A key point in teaching conflict resolution skills is that you must separate the people issues from the problem.  That doesn’t mean you can ignore the people issues or the emotional content; on the contrary, it means that these are so important you must deal with them first, or you won’t be successful in solving the problem.

I’ve been thinking about how truly difficult that is.  Sometimes, once you separate out the people issues there’s nothing left.  The whole problem was based on people issues.  Have you ever listened to two people arguing about something and thought, they seem to be arguing for the same thing, and just using different language to describe it?  It’s because there is such a lack of trust and empathy between them that they can’t see beyond it.  Strip away the people issues and there’s really nothing to disagree about anymore.  They think they’re in disagreement because the relationship feels bad. 

The solution would seem to be fairly simple.  Work on the relationship, right?  Explain your emotional perspective and inquire into the other person’s emotional perspective.  Work to restore trust by establishing a common purpose, a shared goal. 

The difficulty is that one person must take that first step, and that requires putting ego aside and making yourself potentially vulnerable to the other.  We tend to assume, in cases of a bad relationship, that the other person’s intentions are bad.  It’s not that the person is doing what she thinks she needs to do, given the situation she sees herself in; on the contrary, she’s deliberately trying to set me up, make me look bad, call my competence into question.  If I open myself up to her, she’ll make me look even worse. 

Put in plain language like that, it’s easy to see how silly we are sometimes.  Do we really believe that our colleagues get up in the morning and say, “I think I’ll go to work and try to cause as many problems as I can”?  Do we really believe that our co-workers are trying to hurt us on purpose?  In many cases, we do believe it.  We need to start asking questions like, “Why is so-and-so really doing that?  How does he see his situation?  Why might he think he’s being forced to act that way?”  In other words, give each other the benefit of the doubt.  Only then can someone become willing to take that first step, that plunge into vulnerability.  Only then can you fix the relationship, and see if there’s really a problem to deal with underneath.


  1. Oh how right you are!

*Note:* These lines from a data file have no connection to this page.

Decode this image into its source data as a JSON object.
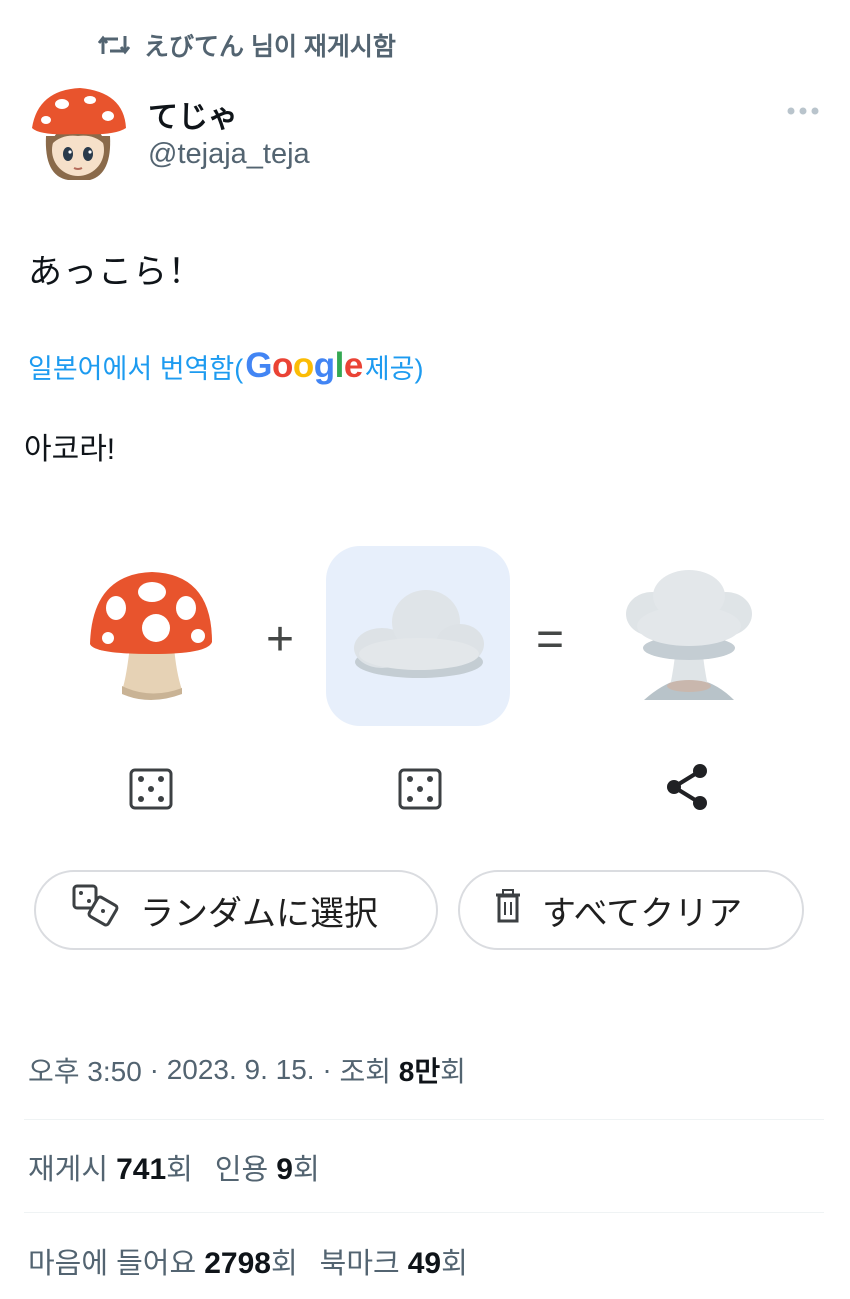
{
  "retweet": {
    "icon": "retweet-icon",
    "label": "えびてん 님이 재게시함"
  },
  "author": {
    "name": "てじゃ",
    "handle": "@tejaja_teja",
    "avatar": "mushroom-girl-avatar"
  },
  "tweet": {
    "text": "あっこら！",
    "translate_label": "일본어에서 번역함(",
    "translate_provider": "Google",
    "translate_suffix": " 제공)",
    "translated_text": "아코라!"
  },
  "mix": {
    "plus": "+",
    "equals": "=",
    "left_emoji": "mushroom",
    "middle_emoji": "cloud",
    "result_emoji": "mushroom-cloud",
    "random_button": "ランダムに選択",
    "clear_button": "すべてクリア"
  },
  "meta": {
    "time": "오후 3:50",
    "sep": " · ",
    "date": "2023. 9. 15.",
    "views_label": "조회 ",
    "views_value": "8만",
    "views_suffix": "회"
  },
  "stats": {
    "retweets_label": "재게시 ",
    "retweets_value": "741",
    "retweets_suffix": "회",
    "quotes_label": "인용 ",
    "quotes_value": "9",
    "quotes_suffix": "회",
    "likes_label": "마음에 들어요 ",
    "likes_value": "2798",
    "likes_suffix": "회",
    "bookmarks_label": "북마크 ",
    "bookmarks_value": "49",
    "bookmarks_suffix": "회"
  },
  "colors": {
    "accent": "#1d9bf0",
    "muted": "#536471",
    "tile": "#e7effb",
    "mushroom_red": "#e8542d"
  }
}
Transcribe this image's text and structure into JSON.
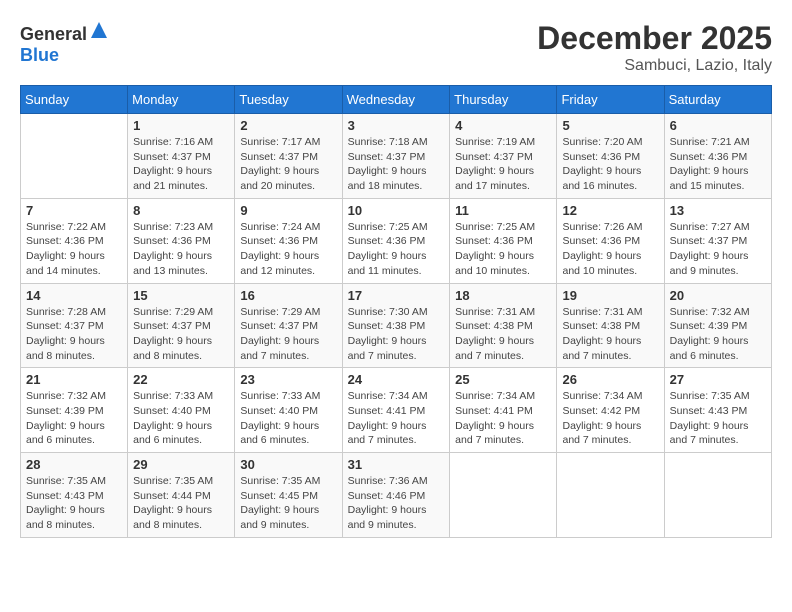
{
  "header": {
    "logo_general": "General",
    "logo_blue": "Blue",
    "month": "December 2025",
    "location": "Sambuci, Lazio, Italy"
  },
  "weekdays": [
    "Sunday",
    "Monday",
    "Tuesday",
    "Wednesday",
    "Thursday",
    "Friday",
    "Saturday"
  ],
  "weeks": [
    [
      {
        "day": "",
        "sunrise": "",
        "sunset": "",
        "daylight": ""
      },
      {
        "day": "1",
        "sunrise": "Sunrise: 7:16 AM",
        "sunset": "Sunset: 4:37 PM",
        "daylight": "Daylight: 9 hours and 21 minutes."
      },
      {
        "day": "2",
        "sunrise": "Sunrise: 7:17 AM",
        "sunset": "Sunset: 4:37 PM",
        "daylight": "Daylight: 9 hours and 20 minutes."
      },
      {
        "day": "3",
        "sunrise": "Sunrise: 7:18 AM",
        "sunset": "Sunset: 4:37 PM",
        "daylight": "Daylight: 9 hours and 18 minutes."
      },
      {
        "day": "4",
        "sunrise": "Sunrise: 7:19 AM",
        "sunset": "Sunset: 4:37 PM",
        "daylight": "Daylight: 9 hours and 17 minutes."
      },
      {
        "day": "5",
        "sunrise": "Sunrise: 7:20 AM",
        "sunset": "Sunset: 4:36 PM",
        "daylight": "Daylight: 9 hours and 16 minutes."
      },
      {
        "day": "6",
        "sunrise": "Sunrise: 7:21 AM",
        "sunset": "Sunset: 4:36 PM",
        "daylight": "Daylight: 9 hours and 15 minutes."
      }
    ],
    [
      {
        "day": "7",
        "sunrise": "Sunrise: 7:22 AM",
        "sunset": "Sunset: 4:36 PM",
        "daylight": "Daylight: 9 hours and 14 minutes."
      },
      {
        "day": "8",
        "sunrise": "Sunrise: 7:23 AM",
        "sunset": "Sunset: 4:36 PM",
        "daylight": "Daylight: 9 hours and 13 minutes."
      },
      {
        "day": "9",
        "sunrise": "Sunrise: 7:24 AM",
        "sunset": "Sunset: 4:36 PM",
        "daylight": "Daylight: 9 hours and 12 minutes."
      },
      {
        "day": "10",
        "sunrise": "Sunrise: 7:25 AM",
        "sunset": "Sunset: 4:36 PM",
        "daylight": "Daylight: 9 hours and 11 minutes."
      },
      {
        "day": "11",
        "sunrise": "Sunrise: 7:25 AM",
        "sunset": "Sunset: 4:36 PM",
        "daylight": "Daylight: 9 hours and 10 minutes."
      },
      {
        "day": "12",
        "sunrise": "Sunrise: 7:26 AM",
        "sunset": "Sunset: 4:36 PM",
        "daylight": "Daylight: 9 hours and 10 minutes."
      },
      {
        "day": "13",
        "sunrise": "Sunrise: 7:27 AM",
        "sunset": "Sunset: 4:37 PM",
        "daylight": "Daylight: 9 hours and 9 minutes."
      }
    ],
    [
      {
        "day": "14",
        "sunrise": "Sunrise: 7:28 AM",
        "sunset": "Sunset: 4:37 PM",
        "daylight": "Daylight: 9 hours and 8 minutes."
      },
      {
        "day": "15",
        "sunrise": "Sunrise: 7:29 AM",
        "sunset": "Sunset: 4:37 PM",
        "daylight": "Daylight: 9 hours and 8 minutes."
      },
      {
        "day": "16",
        "sunrise": "Sunrise: 7:29 AM",
        "sunset": "Sunset: 4:37 PM",
        "daylight": "Daylight: 9 hours and 7 minutes."
      },
      {
        "day": "17",
        "sunrise": "Sunrise: 7:30 AM",
        "sunset": "Sunset: 4:38 PM",
        "daylight": "Daylight: 9 hours and 7 minutes."
      },
      {
        "day": "18",
        "sunrise": "Sunrise: 7:31 AM",
        "sunset": "Sunset: 4:38 PM",
        "daylight": "Daylight: 9 hours and 7 minutes."
      },
      {
        "day": "19",
        "sunrise": "Sunrise: 7:31 AM",
        "sunset": "Sunset: 4:38 PM",
        "daylight": "Daylight: 9 hours and 7 minutes."
      },
      {
        "day": "20",
        "sunrise": "Sunrise: 7:32 AM",
        "sunset": "Sunset: 4:39 PM",
        "daylight": "Daylight: 9 hours and 6 minutes."
      }
    ],
    [
      {
        "day": "21",
        "sunrise": "Sunrise: 7:32 AM",
        "sunset": "Sunset: 4:39 PM",
        "daylight": "Daylight: 9 hours and 6 minutes."
      },
      {
        "day": "22",
        "sunrise": "Sunrise: 7:33 AM",
        "sunset": "Sunset: 4:40 PM",
        "daylight": "Daylight: 9 hours and 6 minutes."
      },
      {
        "day": "23",
        "sunrise": "Sunrise: 7:33 AM",
        "sunset": "Sunset: 4:40 PM",
        "daylight": "Daylight: 9 hours and 6 minutes."
      },
      {
        "day": "24",
        "sunrise": "Sunrise: 7:34 AM",
        "sunset": "Sunset: 4:41 PM",
        "daylight": "Daylight: 9 hours and 7 minutes."
      },
      {
        "day": "25",
        "sunrise": "Sunrise: 7:34 AM",
        "sunset": "Sunset: 4:41 PM",
        "daylight": "Daylight: 9 hours and 7 minutes."
      },
      {
        "day": "26",
        "sunrise": "Sunrise: 7:34 AM",
        "sunset": "Sunset: 4:42 PM",
        "daylight": "Daylight: 9 hours and 7 minutes."
      },
      {
        "day": "27",
        "sunrise": "Sunrise: 7:35 AM",
        "sunset": "Sunset: 4:43 PM",
        "daylight": "Daylight: 9 hours and 7 minutes."
      }
    ],
    [
      {
        "day": "28",
        "sunrise": "Sunrise: 7:35 AM",
        "sunset": "Sunset: 4:43 PM",
        "daylight": "Daylight: 9 hours and 8 minutes."
      },
      {
        "day": "29",
        "sunrise": "Sunrise: 7:35 AM",
        "sunset": "Sunset: 4:44 PM",
        "daylight": "Daylight: 9 hours and 8 minutes."
      },
      {
        "day": "30",
        "sunrise": "Sunrise: 7:35 AM",
        "sunset": "Sunset: 4:45 PM",
        "daylight": "Daylight: 9 hours and 9 minutes."
      },
      {
        "day": "31",
        "sunrise": "Sunrise: 7:36 AM",
        "sunset": "Sunset: 4:46 PM",
        "daylight": "Daylight: 9 hours and 9 minutes."
      },
      {
        "day": "",
        "sunrise": "",
        "sunset": "",
        "daylight": ""
      },
      {
        "day": "",
        "sunrise": "",
        "sunset": "",
        "daylight": ""
      },
      {
        "day": "",
        "sunrise": "",
        "sunset": "",
        "daylight": ""
      }
    ]
  ]
}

In some meetings, being the facilitator is certainly being in the firing line. Self awareness, knowing how you are reacting to a situation, seems to be a very under rated skill. I find if I can get one person to analyse their responses honestly then the group dynamics can change and we can make some progress

  2. Ann, thanks for the comment. It’s hard, isn’t it? To get that one person to do an honest analysis. Any words of wisdom to share on that subject, in terms of facilitator techniques?